## Your objective:
An exact copy of every record is required.

Dataset excerpts
____

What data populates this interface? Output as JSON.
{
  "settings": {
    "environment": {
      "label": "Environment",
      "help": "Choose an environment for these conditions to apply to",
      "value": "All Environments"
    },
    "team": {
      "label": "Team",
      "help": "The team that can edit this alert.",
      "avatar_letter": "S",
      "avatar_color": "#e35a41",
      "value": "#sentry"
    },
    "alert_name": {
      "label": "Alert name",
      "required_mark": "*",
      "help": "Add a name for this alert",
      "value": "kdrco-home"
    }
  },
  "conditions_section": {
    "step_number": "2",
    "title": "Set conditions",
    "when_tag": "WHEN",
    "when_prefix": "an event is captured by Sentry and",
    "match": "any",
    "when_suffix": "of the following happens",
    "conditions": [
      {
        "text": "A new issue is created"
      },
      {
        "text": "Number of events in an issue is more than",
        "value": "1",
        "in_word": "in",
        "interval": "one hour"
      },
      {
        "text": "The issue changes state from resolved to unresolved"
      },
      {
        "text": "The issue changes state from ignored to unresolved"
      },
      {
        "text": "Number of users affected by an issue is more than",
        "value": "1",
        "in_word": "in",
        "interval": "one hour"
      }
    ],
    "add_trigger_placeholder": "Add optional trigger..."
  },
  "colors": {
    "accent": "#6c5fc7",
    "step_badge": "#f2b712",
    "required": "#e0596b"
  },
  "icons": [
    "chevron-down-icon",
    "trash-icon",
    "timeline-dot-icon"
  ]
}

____

## Solved exercise:
What data populates this interface? Output as JSON.
{
  "settings": {
    "environment": {
      "label": "Environment",
      "help": "Choose an environment for these conditions to apply to",
      "value": "All Environments"
    },
    "team": {
      "label": "Team",
      "help": "The team that can edit this alert.",
      "avatar_letter": "S",
      "avatar_color": "#e35a41",
      "value": "#sentry"
    },
    "alert_name": {
      "label": "Alert name",
      "required_mark": "*",
      "help": "Add a name for this alert",
      "value": "kdrco-home"
    }
  },
  "conditions_section": {
    "step_number": "2",
    "title": "Set conditions",
    "when_tag": "WHEN",
    "when_prefix": "an event is captured by Sentry and",
    "match": "any",
    "when_suffix": "of the following happens",
    "conditions": [
      {
        "text": "A new issue is created"
      },
      {
        "text": "Number of events in an issue is more than",
        "value": "1",
        "in_word": "in",
        "interval": "one hour"
      },
      {
        "text": "The issue changes state from resolved to unresolved"
      },
      {
        "text": "The issue changes state from ignored to unresolved"
      },
      {
        "text": "Number of users affected by an issue is more than",
        "value": "1",
        "in_word": "in",
        "interval": "one hour"
      }
    ],
    "add_trigger_placeholder": "Add optional trigger..."
  },
  "colors": {
    "accent": "#6c5fc7",
    "step_badge": "#f2b712",
    "required": "#e0596b"
  },
  "icons": [
    "chevron-down-icon",
    "trash-icon",
    "timeline-dot-icon"
  ]
}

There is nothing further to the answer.